At Jungle Lodge everybody smiles. They’re right to smile as this is a beautiful place to live and to work. Here in the shady sal forest I know my clients and I will always be welcomed with the same big smiles, the same delicious food, the same attention to the tiniest detail, and the same commitment to sharing with everyone the tiger and the many other plants and animals found in its beautiful habitat.
For the habitat here is beautiful indeed. There is a grace, a subtle stateliness, to the sal forests of Kanha. The forest here is tall and cool and at each season glows a different green. In March the pallid green of the sal’s sweet-scented flowers is giving way to the hopeful sharp green of young leaves. The sal forest rings now with the rolling purrs of brown-headed barbets and the strident sci-fi medleys of greater racket-tailed drongos. In the shade of the forest barking deer pick quietly through fallen leaves and inky infant langurs hop clumsily between their mothers and aunts.
As winter dies the common hawk-cuckoos sing, their loud repetitive whistles the ceaseless soundtrack of the Indian summer. Jungle owlets are noisy now too, throatily exclaiming their dissatisfaction to any forest dweller who cares to listen. I’ve often mused that many Indian birds sound angry, disgruntled or miserable. The Indian grey hornbill whines, the roller snarls, the jungle babblers whinge and bicker, and the large cuckooshrike complains in tones of loud self-pity. As for treepies, much of the time they just sound cross.
I though am not cross at all. I love these Indian birds more each time I visit them, as I love the people here too. Kanha Jungle Lodge and its people are steeped in tigers. The lodge is run by my friends Tarun and Dimple Bhati, aided by their charming seven-year-old son Jai, and by a host of friendly, diligent staff. Tarun is the grandson of Kailash Sankhala, the founding director of Project Tiger, and he grew up immersed in the lore of the jungle. Like his excellent drivers, Vinod, Vinay, Pramod and Monu, who are working with us this week, Tarun is a brilliant tiger-tracker and has a wealth of stories to tell about the inhabitants of the jungle.
This morning I have come back from the forest very happy.
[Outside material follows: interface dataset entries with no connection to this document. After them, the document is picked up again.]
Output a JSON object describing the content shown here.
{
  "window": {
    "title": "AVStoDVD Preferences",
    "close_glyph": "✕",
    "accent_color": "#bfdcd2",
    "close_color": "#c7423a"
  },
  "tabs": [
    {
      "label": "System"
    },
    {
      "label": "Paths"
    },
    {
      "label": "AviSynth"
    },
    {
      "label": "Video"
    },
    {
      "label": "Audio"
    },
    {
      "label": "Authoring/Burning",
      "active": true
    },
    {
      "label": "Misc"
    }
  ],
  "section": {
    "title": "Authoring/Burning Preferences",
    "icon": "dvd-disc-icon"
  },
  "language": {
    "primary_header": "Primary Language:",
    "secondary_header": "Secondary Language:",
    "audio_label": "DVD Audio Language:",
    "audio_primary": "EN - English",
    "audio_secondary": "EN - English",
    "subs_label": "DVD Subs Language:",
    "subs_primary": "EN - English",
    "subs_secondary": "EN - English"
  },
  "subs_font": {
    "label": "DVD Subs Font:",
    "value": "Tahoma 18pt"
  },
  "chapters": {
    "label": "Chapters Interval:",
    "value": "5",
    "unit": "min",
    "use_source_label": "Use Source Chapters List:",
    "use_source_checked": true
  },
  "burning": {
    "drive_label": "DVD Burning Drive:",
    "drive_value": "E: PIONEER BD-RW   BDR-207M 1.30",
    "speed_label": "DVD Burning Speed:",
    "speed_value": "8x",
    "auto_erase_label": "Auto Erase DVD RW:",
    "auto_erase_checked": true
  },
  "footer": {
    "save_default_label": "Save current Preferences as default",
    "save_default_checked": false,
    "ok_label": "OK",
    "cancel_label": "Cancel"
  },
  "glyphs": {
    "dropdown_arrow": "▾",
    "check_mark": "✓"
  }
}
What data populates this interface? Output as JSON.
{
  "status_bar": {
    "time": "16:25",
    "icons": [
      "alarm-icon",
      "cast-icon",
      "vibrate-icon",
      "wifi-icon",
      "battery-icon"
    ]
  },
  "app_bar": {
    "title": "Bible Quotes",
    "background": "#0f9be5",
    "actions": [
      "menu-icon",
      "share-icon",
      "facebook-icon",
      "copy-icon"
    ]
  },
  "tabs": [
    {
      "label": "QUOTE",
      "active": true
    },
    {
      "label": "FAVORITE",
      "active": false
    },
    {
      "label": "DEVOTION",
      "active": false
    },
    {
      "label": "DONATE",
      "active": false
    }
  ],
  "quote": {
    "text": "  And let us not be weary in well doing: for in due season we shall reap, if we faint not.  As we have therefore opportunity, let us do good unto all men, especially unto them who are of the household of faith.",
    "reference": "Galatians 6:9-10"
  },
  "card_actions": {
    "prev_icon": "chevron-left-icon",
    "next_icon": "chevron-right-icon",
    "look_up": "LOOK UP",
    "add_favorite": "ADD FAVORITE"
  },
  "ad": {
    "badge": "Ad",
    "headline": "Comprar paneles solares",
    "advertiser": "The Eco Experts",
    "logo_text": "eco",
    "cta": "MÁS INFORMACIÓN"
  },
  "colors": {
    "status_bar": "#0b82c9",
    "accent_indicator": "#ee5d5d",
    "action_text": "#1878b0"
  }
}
Avid marshtitters will know that on our pre-tour extension to Tadoba our group had great success with tigers. However, since four new clients arrived for the main tour, we have been having trouble finding them. This morning, at last, the hathi walle found a four-year-old tigress and permission was given by the park for them to take tourists to see her on their elephants. Thus all of my clients saw a beautiful four-year-old tigress superbly this morning. That sounds so good I’m going to say it again: all of my clients saw a tigress from an elephant this morning. My 100% success rate for tiger tours is maintained.
This afternoon the cat-watching got better still. In the meadow at Bishanpura we watched a jungle cat picking purposefully through the parched grass. Jackals are similar in size and colour to jungle cats and frequent many of the same habitats but, whereas jackals amble along aimlessly, blundering into whatever mischief they can, the cats look always as though they know precisely where they are going and why. Our lovely cat this afternoon spray-marked his territory and patrolled his golden grassland with care, before crossing the road in front of us and slipping into the sal forest.
Everyone in our group saw a tiger and a jungle cat today. With an oriental scops owl clunking loudly outside, this naturalist heads to bed a happy man.